'It seems likely that Duncan Kennedy and Duncan Cameron were schoolteachers. Prior to the '45 there was a school at Aulich on the Menzies estate on the other side of the loch [ie North side - IK] and individuals named Duncan Kennedy and Duncan Cameron were involved in teaching it. It was set up in 1727 as an offshoot of the SPCK* school at Culmullen. ...by April 1731 Aulich was being taught by a boy called Duncan Kennedy. In November 1731 SPCK made Aulich a school in its own right and appointed Duncan Cameron teacher, later Daniel Menzies.'
For me the most fascinating passage is this one, which might turn out to have great significance in tracking the migration of the Kennedys from Lochaber into Perthshire, and shed light on the different origins of the Kennedys of Fortingall and Dull parishes (and why, to date, my DNA differs from the Kennedys of Dull parish):
'This brings me finally to consider the position of Finnart as the terminal for traditional routes across Rannoch Moor. The most important connections across the moor are NS and NW-SE which helps explain why the Struan estate was full of Glennevis Camerons and Keppoch MacDonalds and indeed also why the Gaelic of Rannoch shares so many features with that of Lochaber, standing apart from the rest of Perthshire - the dividing line between East Perthshire Gaelic and West Perthshire Gaelic has been described as lying between Lochs Rannoch and Tummel (1,2)'.
(1) Charles Robertson 'Perthshire Gaelic' TGSI 22 pp4-42

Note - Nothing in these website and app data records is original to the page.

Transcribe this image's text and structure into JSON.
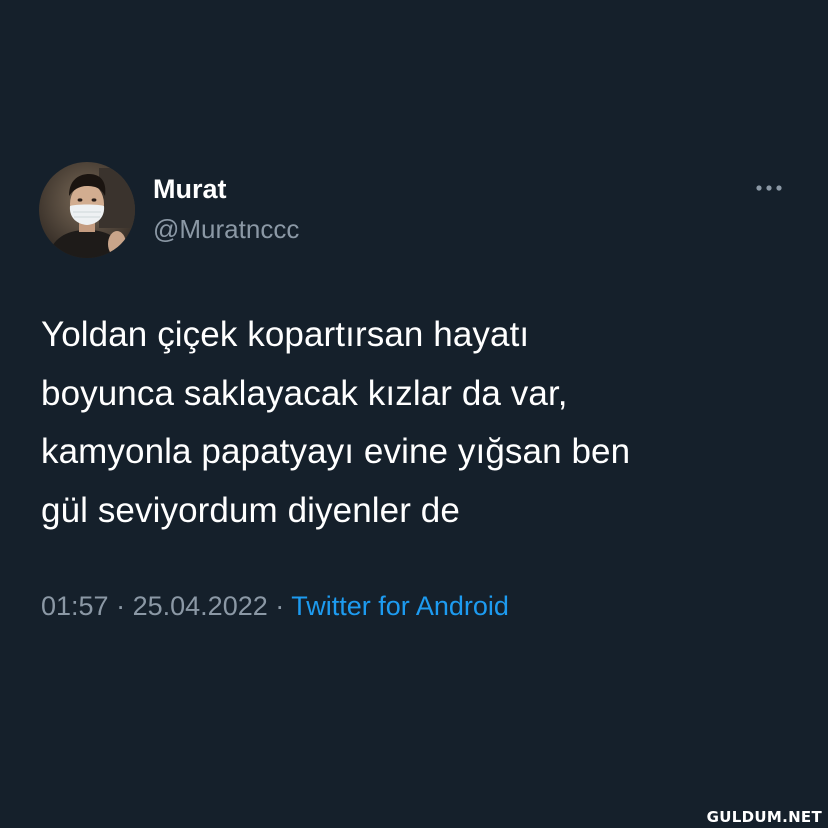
{
  "tweet": {
    "author": {
      "display_name": "Murat",
      "handle": "@Muratnccc",
      "avatar_icon": "profile-photo"
    },
    "more_icon": "more-horizontal-icon",
    "text": "Yoldan çiçek kopartırsan hayatı\nboyunca saklayacak kızlar da var,\nkamyonla papatyayı evine yığsan ben\ngül seviyordum diyenler de",
    "time": "01:57",
    "separator": "·",
    "date": "25.04.2022",
    "source": "Twitter for Android"
  },
  "watermark": "GULDUM.NET",
  "colors": {
    "background": "#15202b",
    "text": "#ffffff",
    "muted": "#8b98a5",
    "accent": "#1d9bf0"
  }
}
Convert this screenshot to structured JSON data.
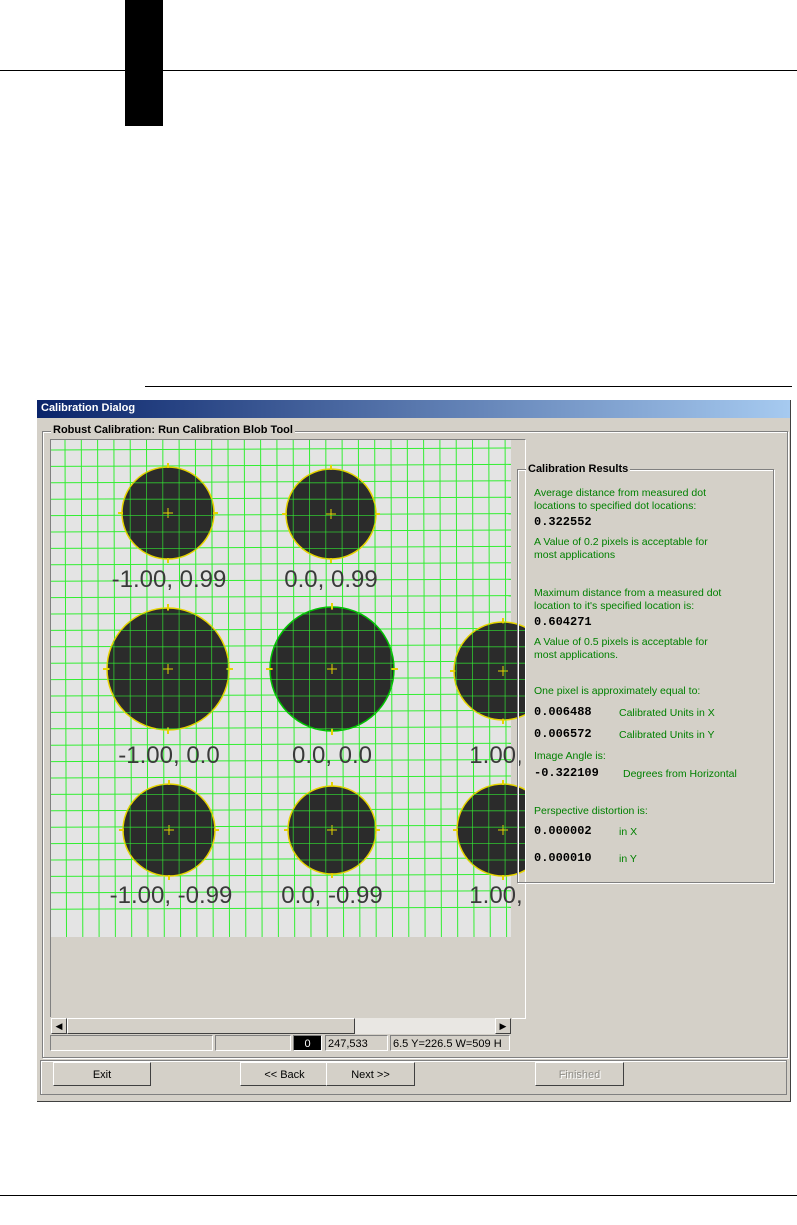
{
  "dialog": {
    "title": "Calibration Dialog",
    "group_title": "Robust Calibration: Run Calibration Blob Tool"
  },
  "image_view": {
    "dots": [
      {
        "label": "-1.00, 0.99"
      },
      {
        "label": "0.0, 0.99"
      },
      {
        "label": "-1.00, 0.0"
      },
      {
        "label": "0.0, 0.0"
      },
      {
        "label": "1.00,"
      },
      {
        "label": "-1.00, -0.99"
      },
      {
        "label": "0.0, -0.99"
      },
      {
        "label": "1.00,"
      }
    ],
    "colors": {
      "dot": "#2b2b2b",
      "grid": "#33ee33",
      "outline": "#e6d400",
      "background": "#e4e4e4",
      "center_dot": "#00c000"
    }
  },
  "statusbar": {
    "value": "0",
    "coords": "247,533",
    "roi": "6.5 Y=226.5 W=509 H"
  },
  "results": {
    "title": "Calibration Results",
    "avg_label": "Average distance from measured dot locations to specified dot locations:",
    "avg_line1": "Average distance from measured dot",
    "avg_line2": "locations to specified dot locations:",
    "avg_value": "0.322552",
    "avg_note1": "A Value of 0.2 pixels is acceptable for",
    "avg_note2": "most applications",
    "max_line1": "Maximum distance from a measured dot",
    "max_line2": "location to it's specified location is:",
    "max_value": "0.604271",
    "max_note1": "A Value of 0.5 pixels is acceptable for",
    "max_note2": "most applications.",
    "pixel_label": "One pixel is approximately equal to:",
    "x_value": "0.006488",
    "x_unit": "Calibrated Units in X",
    "y_value": "0.006572",
    "y_unit": "Calibrated Units in Y",
    "angle_label": "Image Angle is:",
    "angle_value": "-0.322109",
    "angle_unit": "Degrees from Horizontal",
    "persp_label": "Perspective distortion is:",
    "px_value": "0.000002",
    "px_unit": "in X",
    "py_value": "0.000010",
    "py_unit": "in Y"
  },
  "buttons": {
    "exit": "Exit",
    "back": "<< Back",
    "next": "Next >>",
    "finished": "Finished"
  }
}
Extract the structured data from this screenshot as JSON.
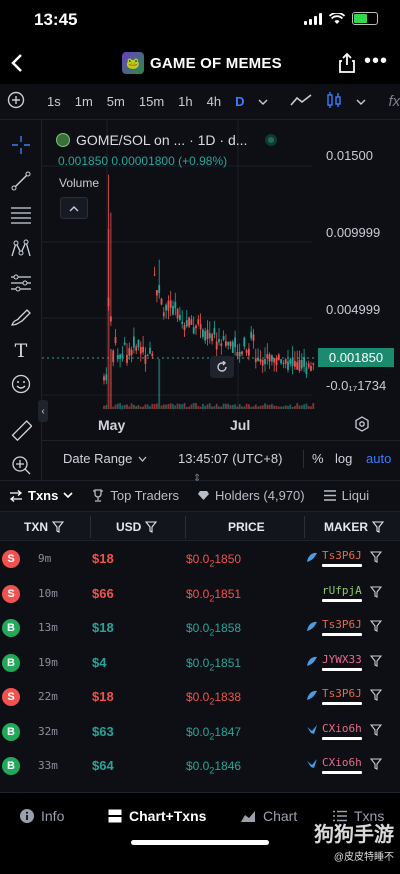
{
  "status_bar": {
    "time": "13:45"
  },
  "header": {
    "title": "GAME OF MEMES"
  },
  "toolbar": {
    "intervals": [
      "1s",
      "1m",
      "5m",
      "15m",
      "1h",
      "4h",
      "D"
    ],
    "active_interval": "D",
    "fx_label": "fx"
  },
  "chart": {
    "symbol": "GOME/SOL on ... · 1D · d...",
    "ohlc_line": "0.001850  0.00001800 (+0.98%)",
    "volume_label": "Volume",
    "y_ticks": [
      "0.01500",
      "0.009999",
      "0.004999",
      "-0.0₁₇1734"
    ],
    "last_price": "0.001850",
    "x_ticks": [
      "May",
      "Jul"
    ],
    "colors": {
      "up": "#26a69a",
      "down": "#ef5350",
      "accent": "#3d7bfd"
    }
  },
  "chart_data": {
    "type": "candlestick",
    "x_ticks": [
      "May",
      "Jul"
    ],
    "last_price": 0.00185,
    "ylim": [
      -0.0001734,
      0.016
    ],
    "y_ticks": [
      0.015,
      0.009999,
      0.004999,
      -0.0001734
    ]
  },
  "range_bar": {
    "date_range": "Date Range",
    "clock": "13:45:07 (UTC+8)",
    "percent": "%",
    "log": "log",
    "auto": "auto"
  },
  "tabs": [
    {
      "label": "Txns",
      "icon": "exchange-icon",
      "active": true
    },
    {
      "label": "Top Traders",
      "icon": "trophy-icon",
      "active": false
    },
    {
      "label": "Holders (4,970)",
      "icon": "diamond-icon",
      "active": false
    },
    {
      "label": "Liqui",
      "icon": "list-icon",
      "active": false
    }
  ],
  "table": {
    "columns": [
      "TXN",
      "USD",
      "PRICE",
      "MAKER"
    ],
    "rows": [
      {
        "type": "S",
        "side": "sell",
        "age": "9m",
        "usd": "$18",
        "price_pre": "$0.0",
        "price_sub": "2",
        "price_post": "1850",
        "maker": "Ts3P6J",
        "maker_color": "#e8694a",
        "icon": "fish-icon"
      },
      {
        "type": "S",
        "side": "sell",
        "age": "10m",
        "usd": "$66",
        "price_pre": "$0.0",
        "price_sub": "2",
        "price_post": "1851",
        "maker": "rUfpjA",
        "maker_color": "#8ec96a",
        "icon": ""
      },
      {
        "type": "B",
        "side": "buy",
        "age": "13m",
        "usd": "$18",
        "price_pre": "$0.0",
        "price_sub": "2",
        "price_post": "1858",
        "maker": "Ts3P6J",
        "maker_color": "#e8694a",
        "icon": "fish-icon"
      },
      {
        "type": "B",
        "side": "buy",
        "age": "19m",
        "usd": "$4",
        "price_pre": "$0.0",
        "price_sub": "2",
        "price_post": "1851",
        "maker": "JYWX33",
        "maker_color": "#e86a8a",
        "icon": "fish-icon"
      },
      {
        "type": "S",
        "side": "sell",
        "age": "22m",
        "usd": "$18",
        "price_pre": "$0.0",
        "price_sub": "2",
        "price_post": "1838",
        "maker": "Ts3P6J",
        "maker_color": "#e8694a",
        "icon": "fish-icon"
      },
      {
        "type": "B",
        "side": "buy",
        "age": "32m",
        "usd": "$63",
        "price_pre": "$0.0",
        "price_sub": "2",
        "price_post": "1847",
        "maker": "CXio6h",
        "maker_color": "#e86a8a",
        "icon": "bird-icon"
      },
      {
        "type": "B",
        "side": "buy",
        "age": "33m",
        "usd": "$64",
        "price_pre": "$0.0",
        "price_sub": "2",
        "price_post": "1846",
        "maker": "CXio6h",
        "maker_color": "#e86a8a",
        "icon": "bird-icon"
      }
    ]
  },
  "bottom_nav": [
    {
      "label": "Info",
      "icon": "info-icon",
      "active": false
    },
    {
      "label": "Chart+Txns",
      "icon": "split-view-icon",
      "active": true
    },
    {
      "label": "Chart",
      "icon": "chart-icon",
      "active": false
    },
    {
      "label": "Txns",
      "icon": "list-icon",
      "active": false
    }
  ],
  "watermark": {
    "title": "狗狗手游",
    "sub": "@皮皮特睡不"
  }
}
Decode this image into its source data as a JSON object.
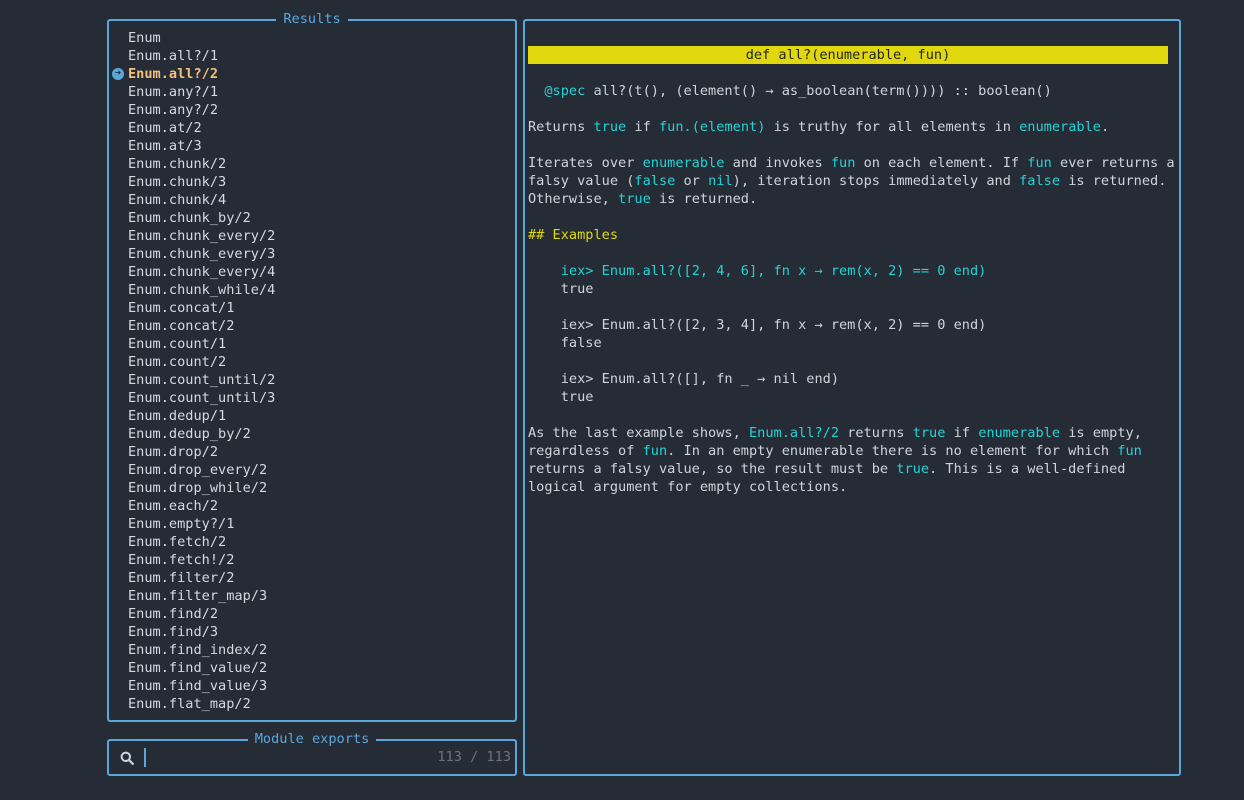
{
  "results": {
    "title": "Results",
    "selected_index": 2,
    "items": [
      "Enum",
      "Enum.all?/1",
      "Enum.all?/2",
      "Enum.any?/1",
      "Enum.any?/2",
      "Enum.at/2",
      "Enum.at/3",
      "Enum.chunk/2",
      "Enum.chunk/3",
      "Enum.chunk/4",
      "Enum.chunk_by/2",
      "Enum.chunk_every/2",
      "Enum.chunk_every/3",
      "Enum.chunk_every/4",
      "Enum.chunk_while/4",
      "Enum.concat/1",
      "Enum.concat/2",
      "Enum.count/1",
      "Enum.count/2",
      "Enum.count_until/2",
      "Enum.count_until/3",
      "Enum.dedup/1",
      "Enum.dedup_by/2",
      "Enum.drop/2",
      "Enum.drop_every/2",
      "Enum.drop_while/2",
      "Enum.each/2",
      "Enum.empty?/1",
      "Enum.fetch/2",
      "Enum.fetch!/2",
      "Enum.filter/2",
      "Enum.filter_map/3",
      "Enum.find/2",
      "Enum.find/3",
      "Enum.find_index/2",
      "Enum.find_value/2",
      "Enum.find_value/3",
      "Enum.flat_map/2"
    ]
  },
  "search": {
    "title": "Module exports",
    "value": "",
    "placeholder": "",
    "count": "113 / 113",
    "icon": "search-icon"
  },
  "doc": {
    "signature": "def all?(enumerable, fun)",
    "lines": [
      {
        "type": "blank"
      },
      {
        "type": "spans",
        "spans": [
          {
            "t": "  "
          },
          {
            "t": "@spec",
            "c": "hl"
          },
          {
            "t": " all?(t(), (element() → as_boolean(term()))) :: boolean()"
          }
        ]
      },
      {
        "type": "blank"
      },
      {
        "type": "spans",
        "spans": [
          {
            "t": "Returns "
          },
          {
            "t": "true",
            "c": "hl"
          },
          {
            "t": " if "
          },
          {
            "t": "fun.(element)",
            "c": "hl"
          },
          {
            "t": " is truthy for all elements in "
          },
          {
            "t": "enumerable",
            "c": "hl"
          },
          {
            "t": "."
          }
        ]
      },
      {
        "type": "blank"
      },
      {
        "type": "spans",
        "spans": [
          {
            "t": "Iterates over "
          },
          {
            "t": "enumerable",
            "c": "hl"
          },
          {
            "t": " and invokes "
          },
          {
            "t": "fun",
            "c": "hl"
          },
          {
            "t": " on each element. If "
          },
          {
            "t": "fun",
            "c": "hl"
          },
          {
            "t": " ever returns a"
          }
        ]
      },
      {
        "type": "spans",
        "spans": [
          {
            "t": "falsy value ("
          },
          {
            "t": "false",
            "c": "hl"
          },
          {
            "t": " or "
          },
          {
            "t": "nil",
            "c": "hl"
          },
          {
            "t": "), iteration stops immediately and "
          },
          {
            "t": "false",
            "c": "hl"
          },
          {
            "t": " is returned."
          }
        ]
      },
      {
        "type": "spans",
        "spans": [
          {
            "t": "Otherwise, "
          },
          {
            "t": "true",
            "c": "hl"
          },
          {
            "t": " is returned."
          }
        ]
      },
      {
        "type": "blank"
      },
      {
        "type": "spans",
        "spans": [
          {
            "t": "## Examples",
            "c": "head"
          }
        ]
      },
      {
        "type": "blank"
      },
      {
        "type": "spans",
        "spans": [
          {
            "t": "    "
          },
          {
            "t": "iex> Enum.all?([2, 4, 6], fn x → rem(x, 2) == 0 end)",
            "c": "hl"
          }
        ]
      },
      {
        "type": "spans",
        "spans": [
          {
            "t": "    true"
          }
        ]
      },
      {
        "type": "blank"
      },
      {
        "type": "spans",
        "spans": [
          {
            "t": "    iex> Enum.all?([2, 3, 4], fn x → rem(x, 2) == 0 end)"
          }
        ]
      },
      {
        "type": "spans",
        "spans": [
          {
            "t": "    false"
          }
        ]
      },
      {
        "type": "blank"
      },
      {
        "type": "spans",
        "spans": [
          {
            "t": "    iex> Enum.all?([], fn _ → nil end)"
          }
        ]
      },
      {
        "type": "spans",
        "spans": [
          {
            "t": "    true"
          }
        ]
      },
      {
        "type": "blank"
      },
      {
        "type": "spans",
        "spans": [
          {
            "t": "As the last example shows, "
          },
          {
            "t": "Enum.all?/2",
            "c": "hl"
          },
          {
            "t": " returns "
          },
          {
            "t": "true",
            "c": "hl"
          },
          {
            "t": " if "
          },
          {
            "t": "enumerable",
            "c": "hl"
          },
          {
            "t": " is empty,"
          }
        ]
      },
      {
        "type": "spans",
        "spans": [
          {
            "t": "regardless of "
          },
          {
            "t": "fun",
            "c": "hl"
          },
          {
            "t": ". In an empty enumerable there is no element for which "
          },
          {
            "t": "fun",
            "c": "hl"
          }
        ]
      },
      {
        "type": "spans",
        "spans": [
          {
            "t": "returns a falsy value, so the result must be "
          },
          {
            "t": "true",
            "c": "hl"
          },
          {
            "t": ". This is a well-defined"
          }
        ]
      },
      {
        "type": "spans",
        "spans": [
          {
            "t": "logical argument for empty collections."
          }
        ]
      }
    ]
  },
  "colors": {
    "background": "#262c36",
    "border": "#5aa7dc",
    "selected": "#f4c07a",
    "highlight": "#22d3d6",
    "signature_bar": "#e0d80c"
  }
}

(2) Kenneth Jackson 'Breaking of long e in Scottish Gaelic' in 'Celtic studies: essays in memory of Angus Matheson', Carney and Greene London 1968
*SPCK - Society for Promoting Christian Knowledge pioneered the creation of local schools in the 1700s, and later had a reputation for attempting to replace Gaelic with English. mac Mhaighstir was himself an SPCK teacher and with their encouragement produced the first Gaelic-English dictionary.
Finally in his summary Black reveals his best find yet, a Gaelic reference to Duncan Kennedy, in one of mac Mhaighstir's other poems 'Iorram Cuain':
Iorram ard-bhinn shuas aig Eumann
Ann an cleith ramh braghada,
Aonghas Mac Dhonnchaidh d'a reir sin -
Righ, bu treun a thairngeadh e;
Donnchadh Mac Uaraig a'luadhadh leo
'S b'fhada buan a spalagan.
I have read this poem in the edition 'Poems of Alexander MacDonald' published in Inverness 1924 p366 editors A and A MacDonald. Oddly, the editors of the anthology translated Duncan's surname as MacQuarrie! (both were Ministers, of Killearnan in Ross and Cromarty and Kiltarlity in Inverness respectively and I would expect a mean of learning in Kiltarlity to get this right, unless the MacUa(l)raig name didn't penetrate that far north). But Black is adamant:
'The 'Iorram Cuain' is generally thought of as a post 45 composition as it does not appear in the Aiseirigh of 1751. But here we have together a singer bearing a name which is so rare in Gaelic Scotland that it is allowed to stand by itself, a strong man bearing a name which may equally be Angus Robertson or the patronymic Angus son of Duncan, and a patient man bearing a name which is certainly Duncan Kennedy.'
Some additional links about Rannoch
'The Lairds of Glenlyon' by Duncan Campbell
'Robertson Heartland - Glen Errochty' by John Kerr (Gaelic Society of Inverness)
'Duncan Laideus' alias Makgregouris Testament' appears in the 'Black Book of Taymouth, with other papers from the Breadalbane charter room'